  • 15. Work Cited "Cosi, Inc. Competition." Cosi, Inc. Names of Competitors. Hoover's Inc, n.d. Web. 16 Oct. 2012. <http://www.hoovers.com/companyinformation/cs/competition.Cosi_Inc.ee1bf83aebf61766.html>. CoStar Realty Information, Inc. "SHOWCASE Your Commercial Property Listings!" Commercial Property Listings. CoStar Realty Information, Inc, 1997-2012. Web. 17 Oct. 2012. <http://www.showcase.com/>. Costo Wholesale. (n.d.). Retrieved 10 8, 2012. <www.costco.com>. “Facts at a Glance." Research & Insights: Facts. N.p., n.d. Web. 17 Oct. 2012. <http://www.restaurant.org/research/facts/>. Feinstein, Andrew Hale, and John M. Stefanelli. Purchasing: Selection and Procurement for the Hospitality Industry. New York: John Wiley and Sons, 2005. Print. "Fresh Bagels, Bagel Sandwiches, Coffee & Espresso | Einstein Bros Bagels." Fresh Bagels, Bagel Sandwiches, Coffee & Espresso | Einstein Bros Bagels. Einstein Noah Restaurant Group, Inc, 2012. Web. 17 Oct. 2012. <http://www.einsteinbros.com/>. "Galasource | Service. Period!" Restaurant Equipment Supply. Galasource Ventures, 20032012. Web. 17 Oct. 2012. <http://www.galasource.com/>. George R Ruhl & Son, Inc. (n.d.). Retrieved 10 8, 2012. <www.grruhl.com>. Hoffman's Quality Meats. (n.d.). Retrieved 10 8, 2012. <http://www.hoffmanmeats.com>. "Home Products Bakery Equipment." Bakery Equipment at Bakery Equipment.com. Bakery Equipment.com, Inc, 2000-2002. Web. 17 Oct. 2012. <http://www.bakeryequipment.com/bakery-equipment/bakery-equipment.htm>. Hsu, Tiffany. "Fast-casual Restaurants Gobble up Market Share." Los Angeles Times. Los Angeles Times, 22 Dec. 2011. Web. 16 Oct. 2012. <http://articles.latimes.com/2011/dec/22/business/la-fi-fast-casual-20111222>. Kentlands. (n.d.). Retrieved 10 7, 2012. <http://www.kentlandsusa.com>. Montgomery County Census. (n.d.). Retrieved 10 8, 2012. <http://quickfacts.census.gov/qfd/states/24/24031.html>. "Panera Bread › Home." Panera Bread › Home. Panera Bread, 1999-2012. Web. 17 Oct. 2012. <http://www.panerabread.com/>. "Panera Bread Company Case Study." Espire Marketing. Espire Marketing, 16 Apr. 2010. Web. 16 Oct. 2012. <http://www.espiremarketing.org/panera-bread-company-case-study/>.

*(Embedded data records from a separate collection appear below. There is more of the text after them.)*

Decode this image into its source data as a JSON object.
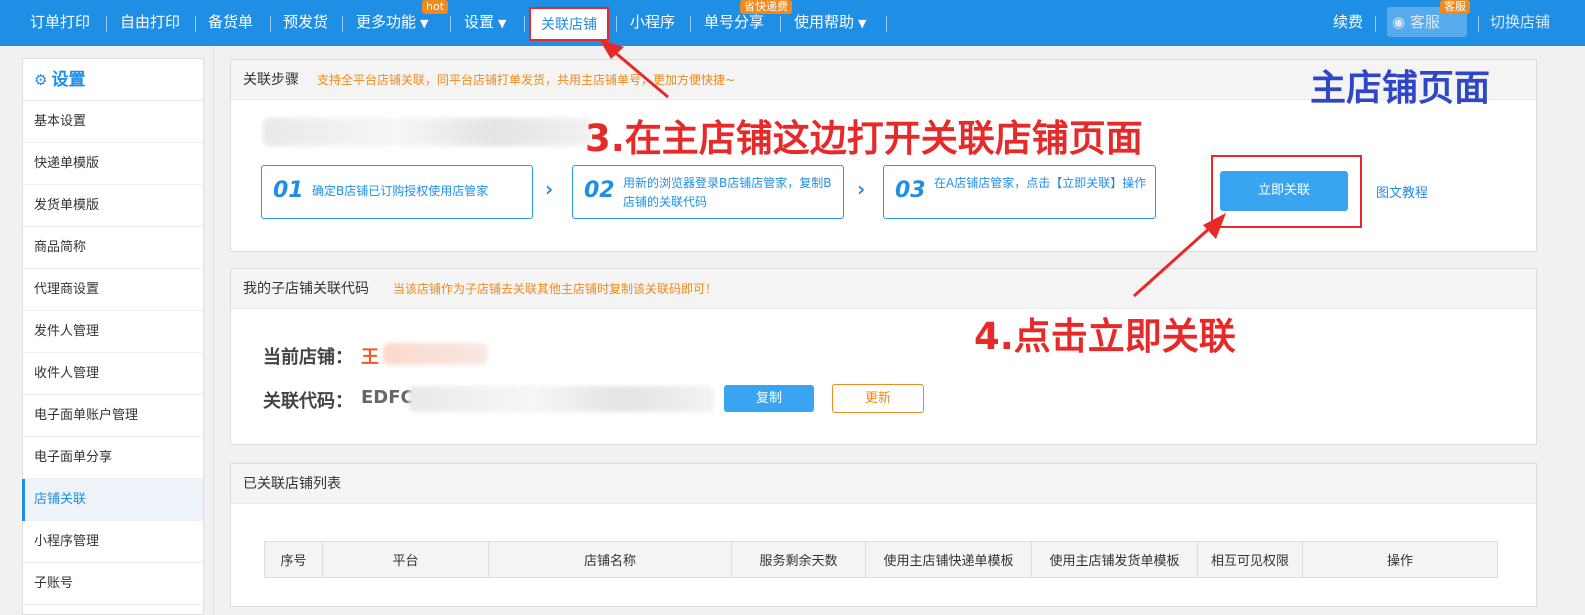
{
  "nav": {
    "items": [
      "订单打印",
      "自由打印",
      "备货单",
      "预发货",
      "更多功能",
      "设置",
      "关联店铺",
      "小程序",
      "单号分享",
      "使用帮助"
    ],
    "badges": {
      "more": "hot",
      "share": "省快递费",
      "cs": "客服"
    },
    "right": {
      "renew": "续费",
      "cs": "客服",
      "switch": "切换店铺"
    }
  },
  "sidebar": {
    "title": "设置",
    "items": [
      "基本设置",
      "快递单模版",
      "发货单模版",
      "商品简称",
      "代理商设置",
      "发件人管理",
      "收件人管理",
      "电子面单账户管理",
      "电子面单分享",
      "店铺关联",
      "小程序管理",
      "子账号"
    ],
    "active_index": 9
  },
  "steps_panel": {
    "title": "关联步骤",
    "hint": "支持全平台店铺关联，同平台店铺打单发货，共用主店铺单号，更加方便快捷~",
    "steps": [
      {
        "num": "01",
        "text": "确定B店铺已订购授权使用店管家"
      },
      {
        "num": "02",
        "text": "用新的浏览器登录B店铺店管家，复制B店铺的关联代码"
      },
      {
        "num": "03",
        "text": "在A店铺店管家，点击【立即关联】操作"
      }
    ],
    "link_button": "立即关联",
    "tutorial": "图文教程"
  },
  "code_panel": {
    "title": "我的子店铺关联代码",
    "hint": "当该店铺作为子店铺去关联其他主店铺时复制该关联码即可！",
    "current_label": "当前店铺：",
    "current_value": "王",
    "code_label": "关联代码：",
    "code_value": "EDFC",
    "copy_button": "复制",
    "update_button": "更新"
  },
  "list_panel": {
    "title": "已关联店铺列表",
    "columns": [
      "序号",
      "平台",
      "店铺名称",
      "服务剩余天数",
      "使用主店铺快递单模板",
      "使用主店铺发货单模板",
      "相互可见权限",
      "操作"
    ]
  },
  "annotations": {
    "main_page": "主店铺页面",
    "step3": "3.在主店铺这边打开关联店铺页面",
    "step4": "4.点击立即关联"
  },
  "colors": {
    "brand": "#1f8fe6",
    "accent": "#f08a1c",
    "annotation": "#e62a2a",
    "title_blue": "#2f46c8"
  }
}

  • 16. "Product Life Cycle." Product Life Cycle. Internet Center for Management and Business Administration, n.d. Web. 17 Oct. 2012. <http://www.quickmba.com/marketing/product/lifecycle/>. Sam's Club. (n.d.). Retrieved 10 8, 2012. <http://www.samsclub.com>. Shoemaker, Stowe, and Margaret Shaw. Marketing Essentials in Hospitality and Tourism: Foundations and Practices. Upper Saddle River, NJ: Pearson/Prentice Hall, 2008. Print. "Table C.— BEA Rates of Depreciation, Service Lives, Declining-BalanceRates, and HultenWykoff Categories." Table C.— BEA Rates of Depreciation, Service Lives,DecliningBalance Rates, and Hulten-Wykoff Categories. Hulten-Wykoff Category, n.d. Web. 17 Oct. 2012. <http://www.bea.gov/scb/account_articles/national/wlth2594/tableC.htm>.

×